Repeat the records exactly, so that each line matches the original.

^^^^^^^^

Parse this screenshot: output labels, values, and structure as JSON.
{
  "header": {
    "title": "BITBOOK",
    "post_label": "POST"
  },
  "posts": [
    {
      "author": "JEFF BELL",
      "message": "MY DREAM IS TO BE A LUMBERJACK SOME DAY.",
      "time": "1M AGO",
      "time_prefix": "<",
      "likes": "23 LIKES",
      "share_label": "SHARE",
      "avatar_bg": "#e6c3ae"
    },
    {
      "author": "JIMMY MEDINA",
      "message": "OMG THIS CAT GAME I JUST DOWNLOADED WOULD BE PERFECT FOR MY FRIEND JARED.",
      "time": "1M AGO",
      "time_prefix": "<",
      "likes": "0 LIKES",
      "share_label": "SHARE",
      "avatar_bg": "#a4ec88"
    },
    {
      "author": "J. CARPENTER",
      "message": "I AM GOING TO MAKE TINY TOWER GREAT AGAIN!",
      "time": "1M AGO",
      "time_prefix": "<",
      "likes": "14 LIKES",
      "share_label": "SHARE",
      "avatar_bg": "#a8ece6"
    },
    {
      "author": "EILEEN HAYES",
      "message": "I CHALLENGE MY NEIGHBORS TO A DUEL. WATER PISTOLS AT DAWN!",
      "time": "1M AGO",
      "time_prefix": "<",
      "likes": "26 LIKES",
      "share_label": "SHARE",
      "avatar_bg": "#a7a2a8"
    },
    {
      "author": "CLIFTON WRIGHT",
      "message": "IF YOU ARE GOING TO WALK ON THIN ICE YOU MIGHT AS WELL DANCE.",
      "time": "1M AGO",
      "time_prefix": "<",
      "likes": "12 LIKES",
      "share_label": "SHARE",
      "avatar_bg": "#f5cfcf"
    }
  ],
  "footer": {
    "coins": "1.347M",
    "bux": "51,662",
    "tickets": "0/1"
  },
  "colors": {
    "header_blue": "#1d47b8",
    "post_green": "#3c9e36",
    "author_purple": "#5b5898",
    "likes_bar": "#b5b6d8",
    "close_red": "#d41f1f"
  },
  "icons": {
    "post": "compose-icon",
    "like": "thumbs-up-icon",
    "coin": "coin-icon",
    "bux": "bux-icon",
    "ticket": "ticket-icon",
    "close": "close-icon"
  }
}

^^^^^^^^

Result of this task:
Parse this screenshot: output labels, values, and structure as JSON.
{
  "header": {
    "title": "BITBOOK",
    "post_label": "POST"
  },
  "posts": [
    {
      "author": "JEFF BELL",
      "message": "MY DREAM IS TO BE A LUMBERJACK SOME DAY.",
      "time": "1M AGO",
      "time_prefix": "<",
      "likes": "23 LIKES",
      "share_label": "SHARE",
      "avatar_bg": "#e6c3ae"
    },
    {
      "author": "JIMMY MEDINA",
      "message": "OMG THIS CAT GAME I JUST DOWNLOADED WOULD BE PERFECT FOR MY FRIEND JARED.",
      "time": "1M AGO",
      "time_prefix": "<",
      "likes": "0 LIKES",
      "share_label": "SHARE",
      "avatar_bg": "#a4ec88"
    },
    {
      "author": "J. CARPENTER",
      "message": "I AM GOING TO MAKE TINY TOWER GREAT AGAIN!",
      "time": "1M AGO",
      "time_prefix": "<",
      "likes": "14 LIKES",
      "share_label": "SHARE",
      "avatar_bg": "#a8ece6"
    },
    {
      "author": "EILEEN HAYES",
      "message": "I CHALLENGE MY NEIGHBORS TO A DUEL. WATER PISTOLS AT DAWN!",
      "time": "1M AGO",
      "time_prefix": "<",
      "likes": "26 LIKES",
      "share_label": "SHARE",
      "avatar_bg": "#a7a2a8"
    },
    {
      "author": "CLIFTON WRIGHT",
      "message": "IF YOU ARE GOING TO WALK ON THIN ICE YOU MIGHT AS WELL DANCE.",
      "time": "1M AGO",
      "time_prefix": "<",
      "likes": "12 LIKES",
      "share_label": "SHARE",
      "avatar_bg": "#f5cfcf"
    }
  ],
  "footer": {
    "coins": "1.347M",
    "bux": "51,662",
    "tickets": "0/1"
  },
  "colors": {
    "header_blue": "#1d47b8",
    "post_green": "#3c9e36",
    "author_purple": "#5b5898",
    "likes_bar": "#b5b6d8",
    "close_red": "#d41f1f"
  },
  "icons": {
    "post": "compose-icon",
    "like": "thumbs-up-icon",
    "coin": "coin-icon",
    "bux": "bux-icon",
    "ticket": "ticket-icon",
    "close": "close-icon"
  }
}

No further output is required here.